Records shown: Begin

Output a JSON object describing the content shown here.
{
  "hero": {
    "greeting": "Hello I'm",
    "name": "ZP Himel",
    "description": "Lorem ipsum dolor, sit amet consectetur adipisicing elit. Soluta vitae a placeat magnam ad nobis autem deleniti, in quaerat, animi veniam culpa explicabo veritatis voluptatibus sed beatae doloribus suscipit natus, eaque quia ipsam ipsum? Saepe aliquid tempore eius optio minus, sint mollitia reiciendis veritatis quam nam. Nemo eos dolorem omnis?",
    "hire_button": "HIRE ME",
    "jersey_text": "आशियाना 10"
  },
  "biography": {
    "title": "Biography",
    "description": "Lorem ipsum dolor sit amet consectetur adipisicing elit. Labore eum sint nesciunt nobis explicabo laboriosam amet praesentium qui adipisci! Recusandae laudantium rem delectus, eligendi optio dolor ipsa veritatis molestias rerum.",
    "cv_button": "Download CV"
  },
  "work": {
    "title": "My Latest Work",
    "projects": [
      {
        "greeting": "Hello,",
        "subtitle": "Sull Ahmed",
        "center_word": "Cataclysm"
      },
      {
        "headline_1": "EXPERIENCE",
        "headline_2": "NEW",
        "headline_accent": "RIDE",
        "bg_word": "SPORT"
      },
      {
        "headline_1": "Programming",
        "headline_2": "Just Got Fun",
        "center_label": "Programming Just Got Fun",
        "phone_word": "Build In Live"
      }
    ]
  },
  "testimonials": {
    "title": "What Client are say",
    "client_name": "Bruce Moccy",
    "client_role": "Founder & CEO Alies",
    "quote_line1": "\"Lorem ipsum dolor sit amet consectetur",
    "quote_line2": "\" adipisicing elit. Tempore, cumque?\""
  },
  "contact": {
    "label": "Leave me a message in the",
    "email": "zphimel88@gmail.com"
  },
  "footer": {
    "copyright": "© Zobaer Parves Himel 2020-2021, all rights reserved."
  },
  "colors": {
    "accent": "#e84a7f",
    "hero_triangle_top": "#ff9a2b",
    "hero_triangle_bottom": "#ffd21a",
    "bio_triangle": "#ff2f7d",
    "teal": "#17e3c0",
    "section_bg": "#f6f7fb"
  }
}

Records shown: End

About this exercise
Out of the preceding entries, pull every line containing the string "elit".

Exercise result
    "description": "Lorem ipsum dolor, sit amet consectetur adipisicing elit. Soluta vitae a placeat magnam ad nobis autem deleniti, in quaerat, animi veniam culpa explicabo veritatis voluptatibus sed beatae doloribus suscipit natus, eaque quia ipsam ipsum? Saepe aliquid tempore eius optio minus, sint mollitia reiciendis veritatis quam nam. Nemo eos dolorem omnis?",
    "description": "Lorem ipsum dolor sit amet consectetur adipisicing elit. Labore eum sint nesciunt nobis explicabo laboriosam amet praesentium qui adipisci! Recusandae laudantium rem delectus, eligendi optio dolor ipsa veritatis molestias rerum.",
    "quote_line2": "\" adipisicing elit. Tempore, cumque?\""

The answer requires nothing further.